* [Your task]: Show each line of the records in which the word "duration" occurs.

* [Items from an interface collection]:
•••

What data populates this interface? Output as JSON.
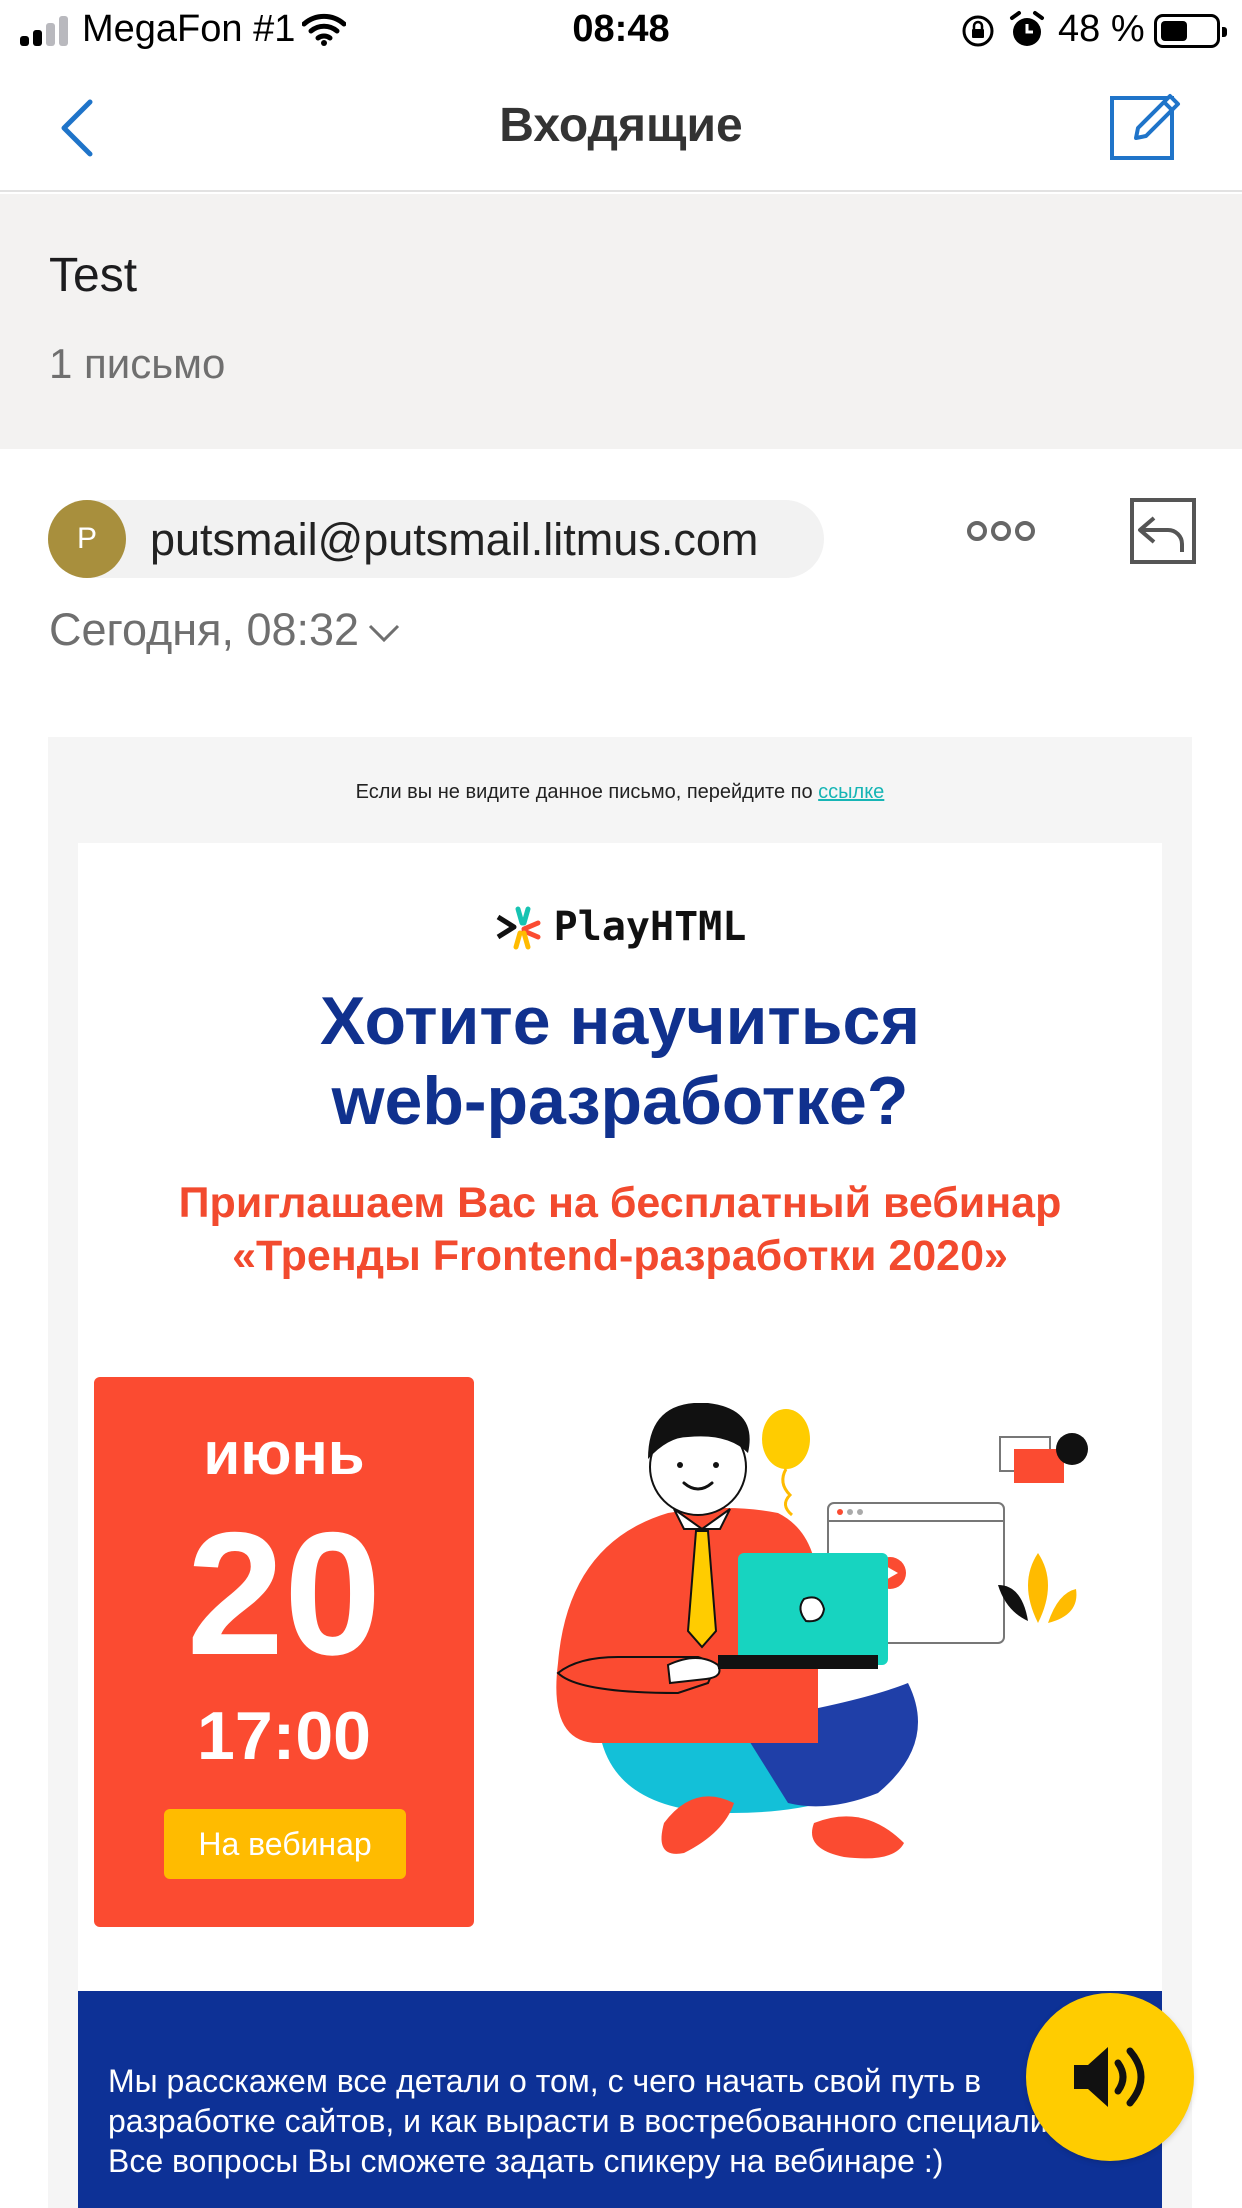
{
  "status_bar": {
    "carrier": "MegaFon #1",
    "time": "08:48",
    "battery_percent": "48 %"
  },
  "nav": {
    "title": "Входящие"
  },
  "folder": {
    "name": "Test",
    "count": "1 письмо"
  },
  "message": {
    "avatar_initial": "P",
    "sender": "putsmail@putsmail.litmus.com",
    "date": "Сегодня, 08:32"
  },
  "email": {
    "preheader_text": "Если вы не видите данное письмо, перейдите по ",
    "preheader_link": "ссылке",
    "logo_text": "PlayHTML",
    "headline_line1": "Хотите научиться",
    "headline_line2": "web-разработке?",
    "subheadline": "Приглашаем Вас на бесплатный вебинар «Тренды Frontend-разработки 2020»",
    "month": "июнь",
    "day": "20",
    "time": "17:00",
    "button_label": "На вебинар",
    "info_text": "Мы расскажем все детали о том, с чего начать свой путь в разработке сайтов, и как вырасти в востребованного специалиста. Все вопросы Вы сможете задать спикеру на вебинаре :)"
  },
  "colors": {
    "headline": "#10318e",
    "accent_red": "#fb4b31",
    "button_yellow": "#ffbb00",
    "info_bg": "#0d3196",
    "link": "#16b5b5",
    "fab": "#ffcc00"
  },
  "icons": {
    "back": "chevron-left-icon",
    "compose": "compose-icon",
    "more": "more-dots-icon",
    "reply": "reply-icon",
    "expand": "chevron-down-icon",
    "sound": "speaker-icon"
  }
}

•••

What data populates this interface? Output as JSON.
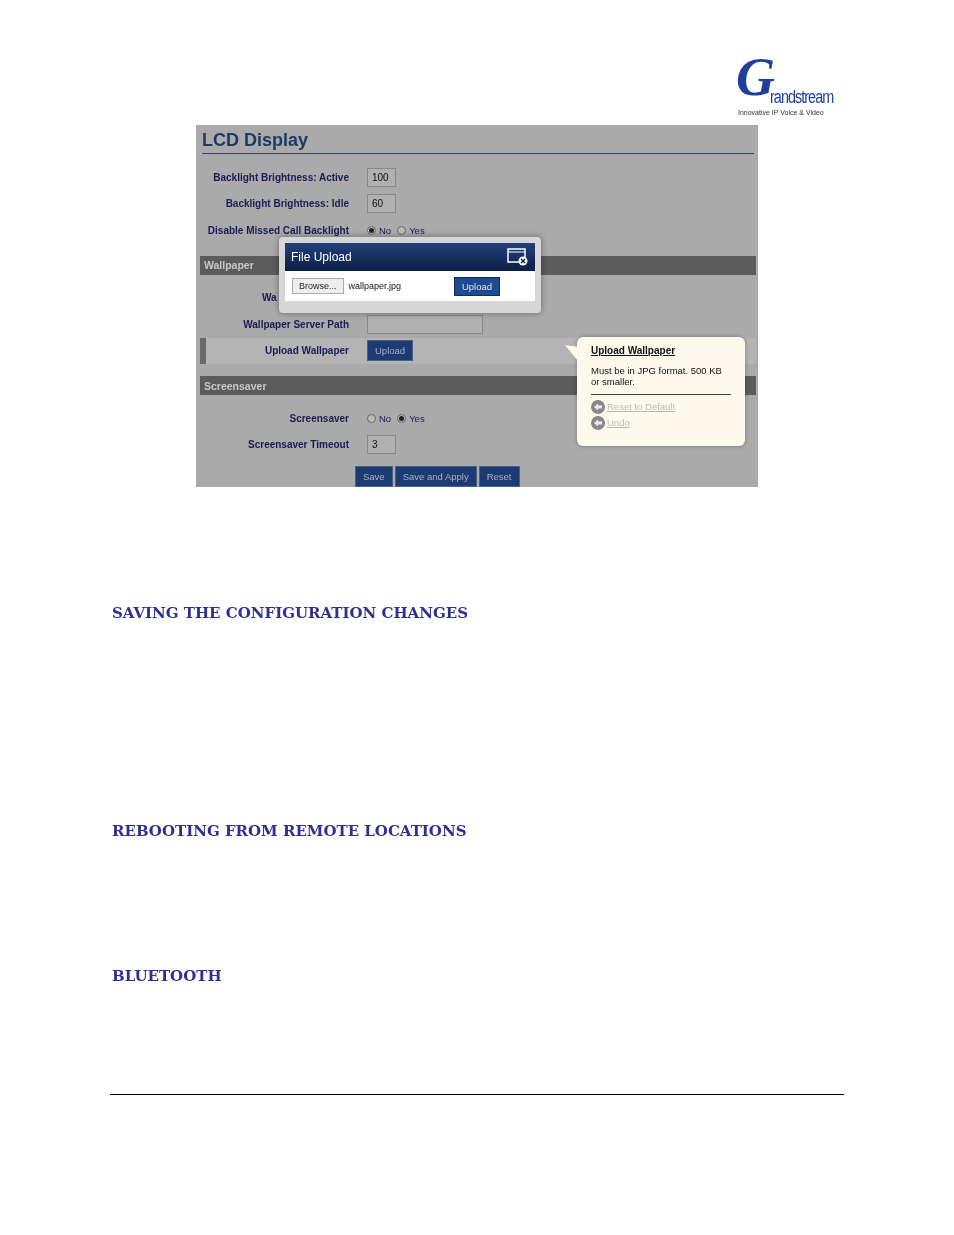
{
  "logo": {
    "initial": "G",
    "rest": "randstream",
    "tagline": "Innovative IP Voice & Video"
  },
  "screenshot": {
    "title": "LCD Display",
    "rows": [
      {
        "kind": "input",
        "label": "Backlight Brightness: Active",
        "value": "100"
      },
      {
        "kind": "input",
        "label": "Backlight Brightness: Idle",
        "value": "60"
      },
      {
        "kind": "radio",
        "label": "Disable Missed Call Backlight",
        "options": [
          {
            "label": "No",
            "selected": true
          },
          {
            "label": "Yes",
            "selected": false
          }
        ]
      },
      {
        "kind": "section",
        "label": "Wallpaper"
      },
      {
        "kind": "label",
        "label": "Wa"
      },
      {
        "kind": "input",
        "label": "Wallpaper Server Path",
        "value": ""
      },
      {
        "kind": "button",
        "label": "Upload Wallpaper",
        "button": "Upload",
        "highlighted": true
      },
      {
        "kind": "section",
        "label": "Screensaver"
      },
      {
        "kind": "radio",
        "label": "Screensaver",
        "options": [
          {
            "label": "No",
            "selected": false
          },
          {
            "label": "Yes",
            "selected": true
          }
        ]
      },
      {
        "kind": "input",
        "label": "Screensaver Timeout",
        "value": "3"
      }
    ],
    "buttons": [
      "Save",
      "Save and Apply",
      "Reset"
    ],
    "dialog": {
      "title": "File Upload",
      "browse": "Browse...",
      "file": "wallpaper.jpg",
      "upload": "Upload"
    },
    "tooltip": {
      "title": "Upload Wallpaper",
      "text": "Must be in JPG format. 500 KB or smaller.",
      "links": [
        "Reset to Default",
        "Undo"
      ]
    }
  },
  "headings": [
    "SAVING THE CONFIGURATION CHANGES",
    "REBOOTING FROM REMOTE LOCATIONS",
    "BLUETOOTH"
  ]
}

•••

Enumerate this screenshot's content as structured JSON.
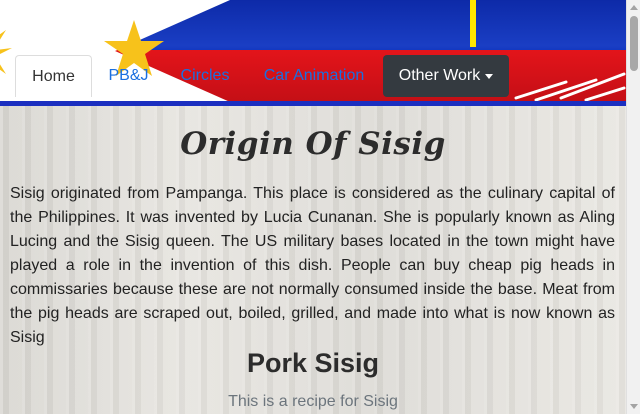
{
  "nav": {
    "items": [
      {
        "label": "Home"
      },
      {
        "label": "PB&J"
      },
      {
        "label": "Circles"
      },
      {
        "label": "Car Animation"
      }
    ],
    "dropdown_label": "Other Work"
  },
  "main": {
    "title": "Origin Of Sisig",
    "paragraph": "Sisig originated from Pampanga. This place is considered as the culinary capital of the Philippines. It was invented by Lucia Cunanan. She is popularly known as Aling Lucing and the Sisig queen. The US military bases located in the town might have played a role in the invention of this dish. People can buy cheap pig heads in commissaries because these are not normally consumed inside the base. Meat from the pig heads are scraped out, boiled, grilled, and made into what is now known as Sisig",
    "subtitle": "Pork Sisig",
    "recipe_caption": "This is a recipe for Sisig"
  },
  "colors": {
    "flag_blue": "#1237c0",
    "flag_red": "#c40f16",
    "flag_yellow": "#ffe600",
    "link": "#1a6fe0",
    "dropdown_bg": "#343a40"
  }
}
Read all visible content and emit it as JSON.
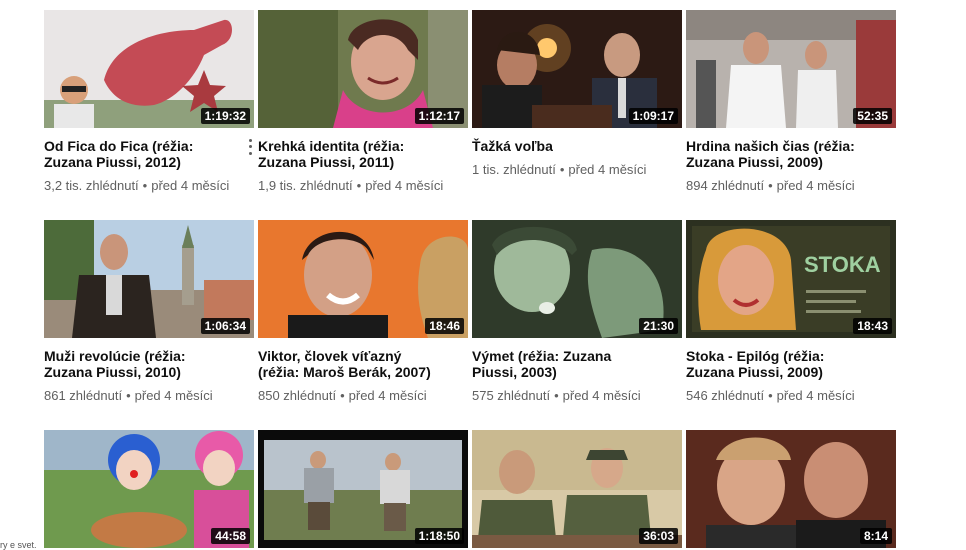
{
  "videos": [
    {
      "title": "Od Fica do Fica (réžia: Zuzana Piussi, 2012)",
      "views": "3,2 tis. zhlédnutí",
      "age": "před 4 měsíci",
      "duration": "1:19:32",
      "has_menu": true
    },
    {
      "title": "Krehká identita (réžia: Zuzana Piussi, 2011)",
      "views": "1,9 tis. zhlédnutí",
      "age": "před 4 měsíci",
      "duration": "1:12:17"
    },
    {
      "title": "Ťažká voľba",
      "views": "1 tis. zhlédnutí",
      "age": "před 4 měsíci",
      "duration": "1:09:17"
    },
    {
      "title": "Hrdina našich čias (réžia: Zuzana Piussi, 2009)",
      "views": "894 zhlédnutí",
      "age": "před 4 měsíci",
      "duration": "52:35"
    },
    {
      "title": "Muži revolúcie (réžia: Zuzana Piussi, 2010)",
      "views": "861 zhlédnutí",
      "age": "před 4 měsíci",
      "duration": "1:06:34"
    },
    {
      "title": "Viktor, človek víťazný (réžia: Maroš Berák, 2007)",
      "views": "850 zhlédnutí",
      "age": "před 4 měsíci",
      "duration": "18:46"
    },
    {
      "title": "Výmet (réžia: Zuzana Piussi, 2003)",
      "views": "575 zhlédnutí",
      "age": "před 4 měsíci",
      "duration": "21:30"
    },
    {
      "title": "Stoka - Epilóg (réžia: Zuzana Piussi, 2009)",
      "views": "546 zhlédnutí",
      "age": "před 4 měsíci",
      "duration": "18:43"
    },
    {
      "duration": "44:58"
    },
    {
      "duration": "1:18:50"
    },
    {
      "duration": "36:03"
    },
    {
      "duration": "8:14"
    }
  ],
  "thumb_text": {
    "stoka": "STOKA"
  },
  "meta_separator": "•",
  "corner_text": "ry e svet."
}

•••

* [Result of the task]:
      "duration": "1:19:32",
      "duration": "1:12:17"
      "duration": "1:09:17"
      "duration": "52:35"
      "duration": "1:06:34"
      "duration": "18:46"
      "duration": "21:30"
      "duration": "18:43"
      "duration": "44:58"
      "duration": "1:18:50"
      "duration": "36:03"
      "duration": "8:14"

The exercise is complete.